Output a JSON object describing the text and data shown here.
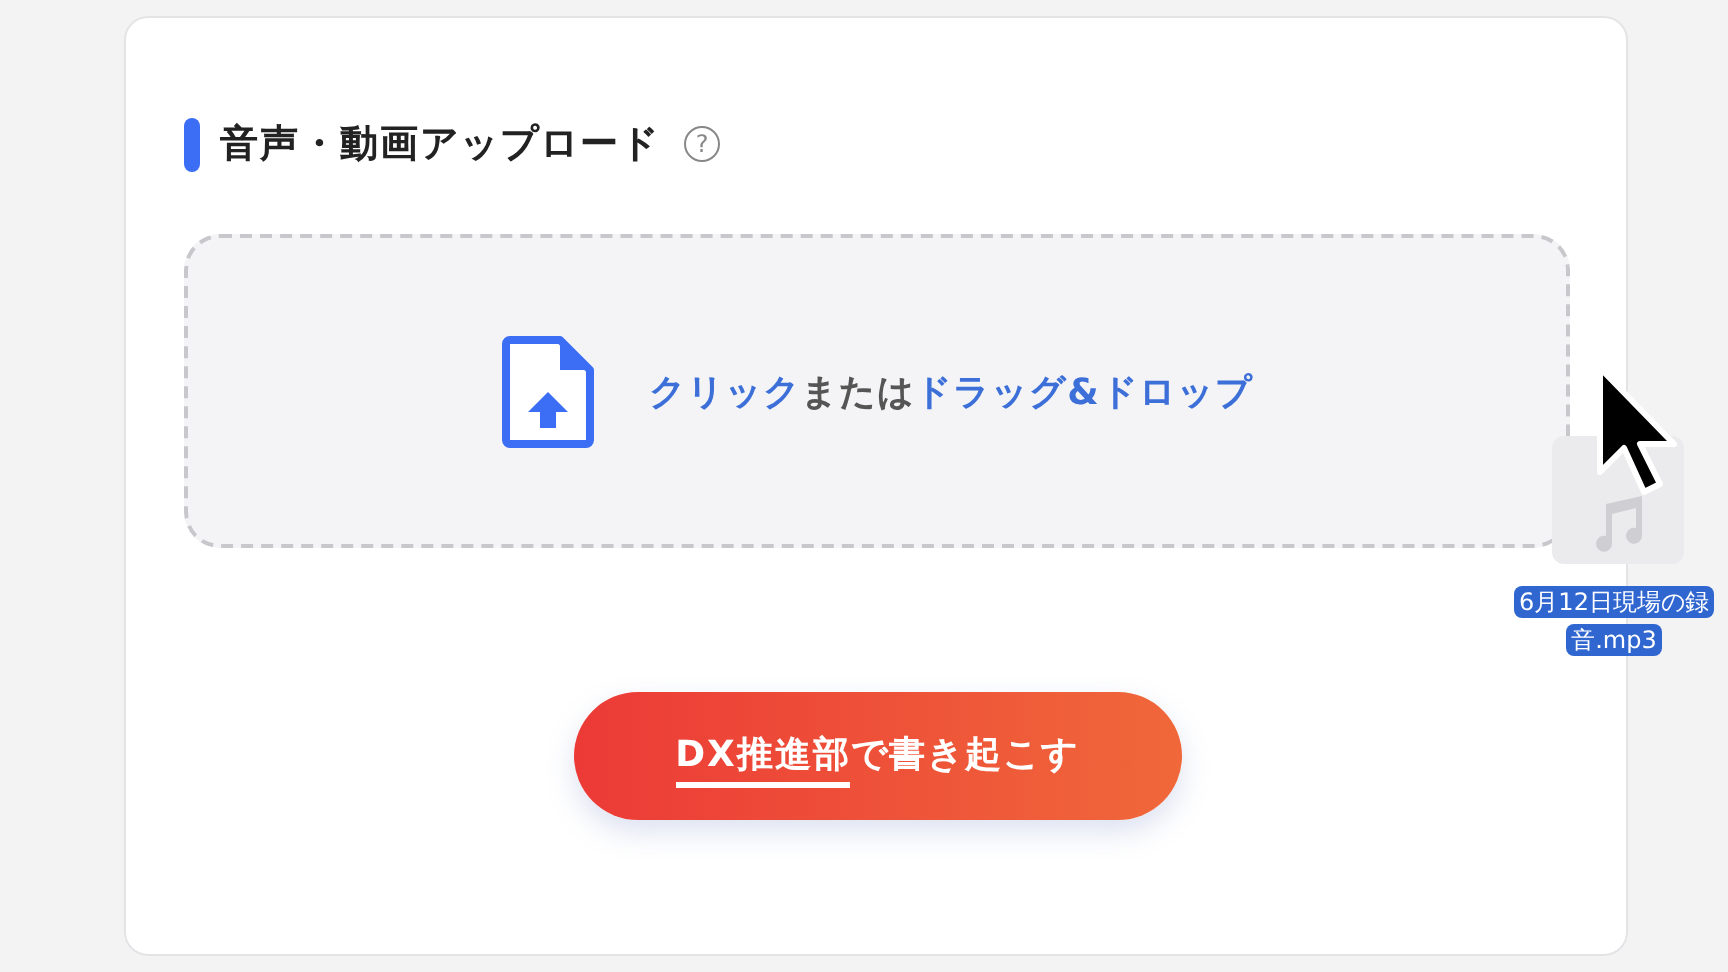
{
  "section": {
    "title": "音声・動画アップロード",
    "help": "?"
  },
  "dropzone": {
    "parts": [
      {
        "text": "クリック",
        "emphasis": true
      },
      {
        "text": "または",
        "emphasis": false
      },
      {
        "text": "ドラッグ&ドロップ",
        "emphasis": true
      }
    ]
  },
  "submit_button": {
    "parts": [
      {
        "text": "DX推進部",
        "underline": true
      },
      {
        "text": "で書き起こす",
        "underline": false
      }
    ]
  },
  "dragged_file": {
    "name": "6月12日現場の録音.mp3"
  }
}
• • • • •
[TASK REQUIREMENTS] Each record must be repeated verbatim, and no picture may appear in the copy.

[ANSWER]
Output a JSON object describing the text and data shown here.
{
  "section": {
    "title": "音声・動画アップロード",
    "help": "?"
  },
  "dropzone": {
    "parts": [
      {
        "text": "クリック",
        "emphasis": true
      },
      {
        "text": "または",
        "emphasis": false
      },
      {
        "text": "ドラッグ&ドロップ",
        "emphasis": true
      }
    ]
  },
  "submit_button": {
    "parts": [
      {
        "text": "DX推進部",
        "underline": true
      },
      {
        "text": "で書き起こす",
        "underline": false
      }
    ]
  },
  "dragged_file": {
    "name": "6月12日現場の録音.mp3"
  }
}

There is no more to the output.